:: Data for this task ::

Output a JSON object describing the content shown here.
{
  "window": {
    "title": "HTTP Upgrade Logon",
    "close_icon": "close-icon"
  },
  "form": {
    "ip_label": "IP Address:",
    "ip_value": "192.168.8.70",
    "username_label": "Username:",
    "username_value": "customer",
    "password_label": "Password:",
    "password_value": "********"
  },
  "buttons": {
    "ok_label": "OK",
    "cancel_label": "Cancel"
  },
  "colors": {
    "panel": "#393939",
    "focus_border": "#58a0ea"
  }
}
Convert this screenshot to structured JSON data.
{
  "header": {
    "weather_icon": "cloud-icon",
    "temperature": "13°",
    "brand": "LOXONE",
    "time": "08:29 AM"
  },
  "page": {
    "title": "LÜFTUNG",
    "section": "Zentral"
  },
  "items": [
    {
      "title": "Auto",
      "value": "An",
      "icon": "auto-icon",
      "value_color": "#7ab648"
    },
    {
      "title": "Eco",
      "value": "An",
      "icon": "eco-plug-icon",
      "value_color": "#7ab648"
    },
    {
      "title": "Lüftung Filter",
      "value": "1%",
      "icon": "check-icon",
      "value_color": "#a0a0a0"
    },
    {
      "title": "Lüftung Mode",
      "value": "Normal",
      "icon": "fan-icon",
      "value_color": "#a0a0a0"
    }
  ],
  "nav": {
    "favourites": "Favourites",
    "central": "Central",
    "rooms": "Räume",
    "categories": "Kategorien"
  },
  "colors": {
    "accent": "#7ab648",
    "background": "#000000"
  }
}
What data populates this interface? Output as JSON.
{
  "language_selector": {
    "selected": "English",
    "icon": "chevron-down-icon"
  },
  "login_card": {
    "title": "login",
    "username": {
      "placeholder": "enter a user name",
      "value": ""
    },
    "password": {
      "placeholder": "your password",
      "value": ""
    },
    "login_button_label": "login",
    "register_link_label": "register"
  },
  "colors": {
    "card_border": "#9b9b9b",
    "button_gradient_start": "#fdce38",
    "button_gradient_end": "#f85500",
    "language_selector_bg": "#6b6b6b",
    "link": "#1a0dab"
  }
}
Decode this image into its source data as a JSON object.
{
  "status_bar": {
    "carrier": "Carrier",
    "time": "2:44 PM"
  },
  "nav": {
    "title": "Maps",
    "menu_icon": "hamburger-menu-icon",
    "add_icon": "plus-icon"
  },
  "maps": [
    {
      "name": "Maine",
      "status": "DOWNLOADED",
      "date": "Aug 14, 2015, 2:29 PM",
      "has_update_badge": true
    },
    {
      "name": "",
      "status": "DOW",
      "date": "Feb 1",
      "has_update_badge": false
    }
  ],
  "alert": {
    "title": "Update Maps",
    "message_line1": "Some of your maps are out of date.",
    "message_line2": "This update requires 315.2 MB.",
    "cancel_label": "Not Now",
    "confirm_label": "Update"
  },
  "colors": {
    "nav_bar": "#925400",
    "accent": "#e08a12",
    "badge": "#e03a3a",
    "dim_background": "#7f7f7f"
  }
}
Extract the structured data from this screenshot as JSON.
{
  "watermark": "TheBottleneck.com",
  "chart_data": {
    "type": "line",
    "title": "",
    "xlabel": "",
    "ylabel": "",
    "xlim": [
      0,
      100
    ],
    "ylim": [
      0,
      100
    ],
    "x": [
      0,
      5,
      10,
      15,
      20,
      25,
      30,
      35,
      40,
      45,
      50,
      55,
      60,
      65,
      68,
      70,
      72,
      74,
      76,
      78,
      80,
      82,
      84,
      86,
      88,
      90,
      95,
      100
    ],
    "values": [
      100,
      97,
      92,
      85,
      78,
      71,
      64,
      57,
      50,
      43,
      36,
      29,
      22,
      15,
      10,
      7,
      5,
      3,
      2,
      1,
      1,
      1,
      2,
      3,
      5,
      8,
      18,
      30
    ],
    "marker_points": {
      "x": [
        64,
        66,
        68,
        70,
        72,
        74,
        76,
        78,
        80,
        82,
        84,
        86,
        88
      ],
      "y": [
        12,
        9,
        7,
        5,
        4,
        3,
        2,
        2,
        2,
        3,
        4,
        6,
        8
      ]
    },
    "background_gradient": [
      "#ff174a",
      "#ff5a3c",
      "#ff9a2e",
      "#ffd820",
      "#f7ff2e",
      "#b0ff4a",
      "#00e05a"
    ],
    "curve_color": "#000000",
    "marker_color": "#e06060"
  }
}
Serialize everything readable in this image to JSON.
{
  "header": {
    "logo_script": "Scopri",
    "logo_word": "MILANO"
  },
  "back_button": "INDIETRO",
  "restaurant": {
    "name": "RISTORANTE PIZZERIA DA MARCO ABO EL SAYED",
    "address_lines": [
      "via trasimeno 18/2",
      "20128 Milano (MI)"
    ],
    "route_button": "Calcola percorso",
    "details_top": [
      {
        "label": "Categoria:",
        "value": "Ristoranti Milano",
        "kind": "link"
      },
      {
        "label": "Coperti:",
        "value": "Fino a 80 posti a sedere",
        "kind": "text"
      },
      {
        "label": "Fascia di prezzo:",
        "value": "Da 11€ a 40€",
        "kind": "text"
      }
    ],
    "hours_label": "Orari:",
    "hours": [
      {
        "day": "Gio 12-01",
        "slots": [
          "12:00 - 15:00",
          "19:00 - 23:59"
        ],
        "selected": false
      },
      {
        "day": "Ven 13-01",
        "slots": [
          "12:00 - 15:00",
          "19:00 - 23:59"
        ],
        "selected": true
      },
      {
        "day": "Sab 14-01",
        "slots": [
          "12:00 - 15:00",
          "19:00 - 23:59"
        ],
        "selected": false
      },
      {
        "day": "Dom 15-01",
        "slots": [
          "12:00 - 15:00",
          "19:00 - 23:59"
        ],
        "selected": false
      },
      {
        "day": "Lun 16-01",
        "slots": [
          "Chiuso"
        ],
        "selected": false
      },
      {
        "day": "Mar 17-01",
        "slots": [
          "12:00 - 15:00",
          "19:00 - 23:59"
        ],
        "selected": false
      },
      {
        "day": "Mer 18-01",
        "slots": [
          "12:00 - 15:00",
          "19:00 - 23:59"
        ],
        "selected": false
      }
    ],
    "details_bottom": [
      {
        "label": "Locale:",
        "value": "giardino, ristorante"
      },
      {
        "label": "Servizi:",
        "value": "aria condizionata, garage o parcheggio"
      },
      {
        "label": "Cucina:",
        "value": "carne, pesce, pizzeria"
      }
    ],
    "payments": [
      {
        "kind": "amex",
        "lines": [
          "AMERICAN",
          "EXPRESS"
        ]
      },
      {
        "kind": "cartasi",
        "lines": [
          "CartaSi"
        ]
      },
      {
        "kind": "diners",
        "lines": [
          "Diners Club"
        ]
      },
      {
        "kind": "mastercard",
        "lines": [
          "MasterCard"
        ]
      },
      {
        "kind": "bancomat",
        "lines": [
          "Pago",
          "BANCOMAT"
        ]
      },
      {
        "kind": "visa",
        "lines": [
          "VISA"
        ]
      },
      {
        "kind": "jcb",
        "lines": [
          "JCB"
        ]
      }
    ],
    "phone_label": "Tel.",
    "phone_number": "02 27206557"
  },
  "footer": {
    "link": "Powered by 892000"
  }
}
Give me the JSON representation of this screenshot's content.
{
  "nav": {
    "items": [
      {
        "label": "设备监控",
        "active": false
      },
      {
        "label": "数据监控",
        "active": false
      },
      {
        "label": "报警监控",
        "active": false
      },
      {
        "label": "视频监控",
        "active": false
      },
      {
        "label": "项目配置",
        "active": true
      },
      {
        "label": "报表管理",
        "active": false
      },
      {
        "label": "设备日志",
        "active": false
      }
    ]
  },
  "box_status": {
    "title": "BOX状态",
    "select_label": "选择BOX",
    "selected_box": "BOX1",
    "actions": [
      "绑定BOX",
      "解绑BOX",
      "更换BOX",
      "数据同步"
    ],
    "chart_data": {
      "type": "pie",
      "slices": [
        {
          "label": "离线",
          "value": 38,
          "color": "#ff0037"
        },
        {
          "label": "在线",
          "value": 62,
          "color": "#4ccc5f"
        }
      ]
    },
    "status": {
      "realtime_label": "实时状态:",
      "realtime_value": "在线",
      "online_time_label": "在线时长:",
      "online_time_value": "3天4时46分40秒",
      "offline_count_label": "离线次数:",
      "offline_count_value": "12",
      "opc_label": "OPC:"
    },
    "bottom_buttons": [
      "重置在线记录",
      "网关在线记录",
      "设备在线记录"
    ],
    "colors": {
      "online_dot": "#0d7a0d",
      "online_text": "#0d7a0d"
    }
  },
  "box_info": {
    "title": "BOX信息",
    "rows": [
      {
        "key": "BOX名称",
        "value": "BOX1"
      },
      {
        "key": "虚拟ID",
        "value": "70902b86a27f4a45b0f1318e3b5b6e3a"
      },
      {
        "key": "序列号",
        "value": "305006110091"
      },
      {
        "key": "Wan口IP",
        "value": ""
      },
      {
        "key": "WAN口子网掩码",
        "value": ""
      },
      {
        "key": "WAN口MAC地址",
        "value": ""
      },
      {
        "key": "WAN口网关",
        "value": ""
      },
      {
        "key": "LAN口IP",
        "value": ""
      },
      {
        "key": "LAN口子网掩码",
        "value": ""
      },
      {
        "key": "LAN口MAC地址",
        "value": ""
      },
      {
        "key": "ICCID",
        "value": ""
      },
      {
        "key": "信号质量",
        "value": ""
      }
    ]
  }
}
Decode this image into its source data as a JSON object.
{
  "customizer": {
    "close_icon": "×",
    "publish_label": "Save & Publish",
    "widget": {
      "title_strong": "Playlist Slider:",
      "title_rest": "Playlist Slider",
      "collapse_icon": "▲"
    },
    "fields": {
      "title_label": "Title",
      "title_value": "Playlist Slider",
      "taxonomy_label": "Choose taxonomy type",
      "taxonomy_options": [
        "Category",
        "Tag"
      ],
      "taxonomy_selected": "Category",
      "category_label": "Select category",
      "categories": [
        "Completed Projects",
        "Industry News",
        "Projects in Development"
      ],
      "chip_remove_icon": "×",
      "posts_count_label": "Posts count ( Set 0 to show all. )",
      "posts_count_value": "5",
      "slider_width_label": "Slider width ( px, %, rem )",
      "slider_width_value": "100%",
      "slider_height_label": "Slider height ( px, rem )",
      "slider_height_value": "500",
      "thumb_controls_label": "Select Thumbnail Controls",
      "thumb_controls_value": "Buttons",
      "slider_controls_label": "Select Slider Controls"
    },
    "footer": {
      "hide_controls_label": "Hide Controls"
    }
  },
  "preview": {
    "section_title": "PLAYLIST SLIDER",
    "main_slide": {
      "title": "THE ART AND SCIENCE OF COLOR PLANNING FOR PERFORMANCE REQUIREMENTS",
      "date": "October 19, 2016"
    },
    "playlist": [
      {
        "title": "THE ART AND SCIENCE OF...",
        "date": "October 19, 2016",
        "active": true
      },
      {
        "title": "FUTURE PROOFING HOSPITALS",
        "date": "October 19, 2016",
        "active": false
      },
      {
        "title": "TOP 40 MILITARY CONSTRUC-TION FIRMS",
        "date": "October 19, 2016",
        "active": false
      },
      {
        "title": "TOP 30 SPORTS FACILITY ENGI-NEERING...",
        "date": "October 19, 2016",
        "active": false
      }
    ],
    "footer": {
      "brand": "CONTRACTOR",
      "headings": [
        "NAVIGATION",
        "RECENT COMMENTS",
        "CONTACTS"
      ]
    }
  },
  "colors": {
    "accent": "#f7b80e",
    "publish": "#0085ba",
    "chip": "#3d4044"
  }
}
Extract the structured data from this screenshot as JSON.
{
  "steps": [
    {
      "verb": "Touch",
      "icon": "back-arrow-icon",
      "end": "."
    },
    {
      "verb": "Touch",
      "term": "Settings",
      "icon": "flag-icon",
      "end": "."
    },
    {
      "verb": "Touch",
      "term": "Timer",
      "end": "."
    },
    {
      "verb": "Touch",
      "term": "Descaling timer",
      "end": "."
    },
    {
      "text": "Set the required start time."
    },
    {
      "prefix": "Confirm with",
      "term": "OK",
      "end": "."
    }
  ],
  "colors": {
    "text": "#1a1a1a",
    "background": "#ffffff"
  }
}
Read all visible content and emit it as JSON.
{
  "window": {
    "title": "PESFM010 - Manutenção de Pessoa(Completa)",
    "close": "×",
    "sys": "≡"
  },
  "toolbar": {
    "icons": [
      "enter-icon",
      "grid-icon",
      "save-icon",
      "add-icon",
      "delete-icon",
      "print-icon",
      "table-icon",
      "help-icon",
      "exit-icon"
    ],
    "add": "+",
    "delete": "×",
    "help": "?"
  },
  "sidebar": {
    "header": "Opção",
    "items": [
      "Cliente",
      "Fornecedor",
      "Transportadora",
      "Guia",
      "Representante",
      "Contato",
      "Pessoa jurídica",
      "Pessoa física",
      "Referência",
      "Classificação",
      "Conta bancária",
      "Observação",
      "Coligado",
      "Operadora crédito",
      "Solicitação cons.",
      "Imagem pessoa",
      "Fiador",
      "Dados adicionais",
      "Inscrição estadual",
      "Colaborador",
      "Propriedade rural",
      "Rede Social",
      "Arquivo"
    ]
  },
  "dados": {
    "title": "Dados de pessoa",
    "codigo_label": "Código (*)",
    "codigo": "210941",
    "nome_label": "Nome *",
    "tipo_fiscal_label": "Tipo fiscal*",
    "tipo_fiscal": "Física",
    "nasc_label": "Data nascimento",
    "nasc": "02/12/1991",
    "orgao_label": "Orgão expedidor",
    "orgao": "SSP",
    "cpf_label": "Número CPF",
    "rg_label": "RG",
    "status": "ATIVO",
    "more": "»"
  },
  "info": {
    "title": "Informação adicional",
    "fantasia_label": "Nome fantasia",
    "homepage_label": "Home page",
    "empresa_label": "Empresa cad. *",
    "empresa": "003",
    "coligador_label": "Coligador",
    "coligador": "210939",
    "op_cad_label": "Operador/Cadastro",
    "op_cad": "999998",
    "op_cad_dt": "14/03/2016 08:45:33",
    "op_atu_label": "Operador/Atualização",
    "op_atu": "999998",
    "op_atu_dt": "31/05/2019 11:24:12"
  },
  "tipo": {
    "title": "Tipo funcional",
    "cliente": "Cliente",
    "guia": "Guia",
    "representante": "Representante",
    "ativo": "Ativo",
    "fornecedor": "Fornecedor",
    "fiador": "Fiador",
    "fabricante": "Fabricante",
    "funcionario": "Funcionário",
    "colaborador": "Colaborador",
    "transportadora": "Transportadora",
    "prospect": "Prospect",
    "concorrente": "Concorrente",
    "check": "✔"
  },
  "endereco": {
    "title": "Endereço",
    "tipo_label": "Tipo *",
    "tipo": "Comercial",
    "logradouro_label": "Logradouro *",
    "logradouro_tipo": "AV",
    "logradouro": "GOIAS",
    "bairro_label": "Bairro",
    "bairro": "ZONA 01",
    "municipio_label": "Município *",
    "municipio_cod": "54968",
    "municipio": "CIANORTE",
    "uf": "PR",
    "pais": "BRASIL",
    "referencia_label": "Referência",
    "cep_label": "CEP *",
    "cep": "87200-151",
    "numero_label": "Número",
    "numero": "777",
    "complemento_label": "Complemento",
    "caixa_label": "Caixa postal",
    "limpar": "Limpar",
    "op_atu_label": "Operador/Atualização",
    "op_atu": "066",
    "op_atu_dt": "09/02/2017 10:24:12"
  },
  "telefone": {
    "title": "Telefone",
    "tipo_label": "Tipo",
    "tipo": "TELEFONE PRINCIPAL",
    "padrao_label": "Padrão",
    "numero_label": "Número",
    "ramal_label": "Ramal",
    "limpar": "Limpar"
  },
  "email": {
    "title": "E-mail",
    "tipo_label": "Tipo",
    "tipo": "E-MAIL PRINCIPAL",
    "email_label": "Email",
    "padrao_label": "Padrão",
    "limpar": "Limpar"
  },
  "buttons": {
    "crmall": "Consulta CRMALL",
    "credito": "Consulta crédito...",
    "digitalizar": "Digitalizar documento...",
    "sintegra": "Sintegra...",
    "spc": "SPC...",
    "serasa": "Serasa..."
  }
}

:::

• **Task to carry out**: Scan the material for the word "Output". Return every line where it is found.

• **Your response**:
Output a JSON object describing the content shown here.
What data populates this interface? Output as JSON.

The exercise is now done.